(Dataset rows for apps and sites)
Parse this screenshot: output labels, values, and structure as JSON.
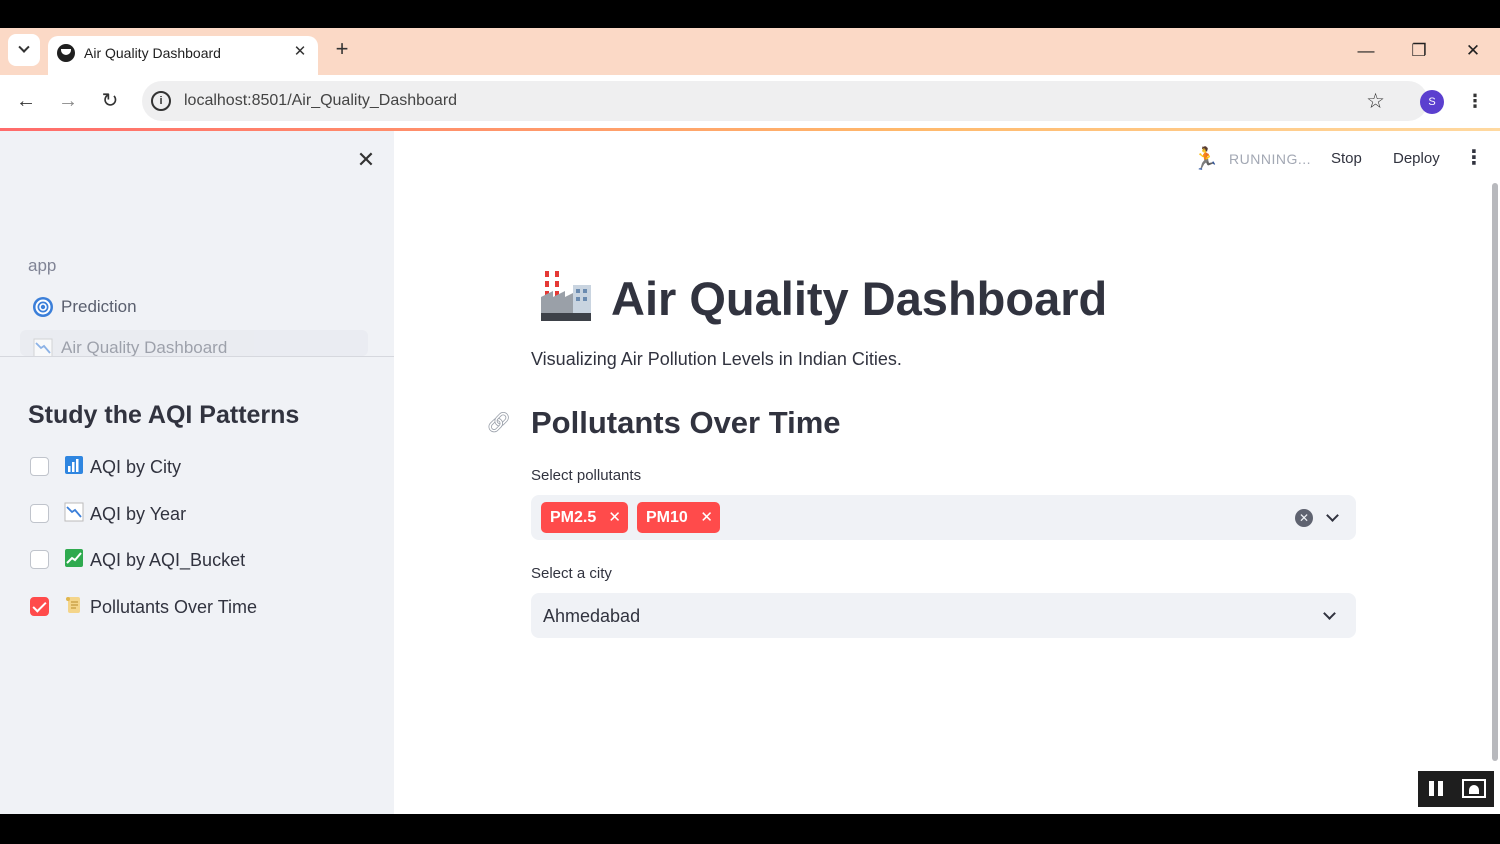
{
  "browser": {
    "tab_title": "Air Quality Dashboard",
    "url": "localhost:8501/Air_Quality_Dashboard",
    "profile_initial": "S"
  },
  "header": {
    "status": "RUNNING...",
    "stop_label": "Stop",
    "deploy_label": "Deploy"
  },
  "sidebar": {
    "nav_section": "app",
    "nav_items": [
      {
        "label": "Prediction",
        "icon": "cyclone-icon"
      },
      {
        "label": "Air Quality Dashboard",
        "icon": "chart-down-icon"
      }
    ],
    "heading": "Study the AQI Patterns",
    "checkboxes": [
      {
        "label": "AQI by City",
        "icon": "bar-chart-icon",
        "checked": false
      },
      {
        "label": "AQI by Year",
        "icon": "chart-down-icon",
        "checked": false
      },
      {
        "label": "AQI by AQI_Bucket",
        "icon": "chart-up-icon",
        "checked": false
      },
      {
        "label": "Pollutants Over Time",
        "icon": "scroll-icon",
        "checked": true
      }
    ]
  },
  "main": {
    "title": "Air Quality Dashboard",
    "subtitle": "Visualizing Air Pollution Levels in Indian Cities.",
    "section_title": "Pollutants Over Time",
    "pollutants_label": "Select pollutants",
    "selected_pollutants": [
      "PM2.5",
      "PM10"
    ],
    "city_label": "Select a city",
    "city_value": "Ahmedabad"
  },
  "colors": {
    "accent": "#ff4b4b",
    "sidebar_bg": "#f0f2f6",
    "text": "#31333f",
    "tabstrip": "#fbd9c6"
  }
}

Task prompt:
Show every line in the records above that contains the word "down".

Task solution:
        "icon": "chart-down-icon"
        "icon": "chart-down-icon",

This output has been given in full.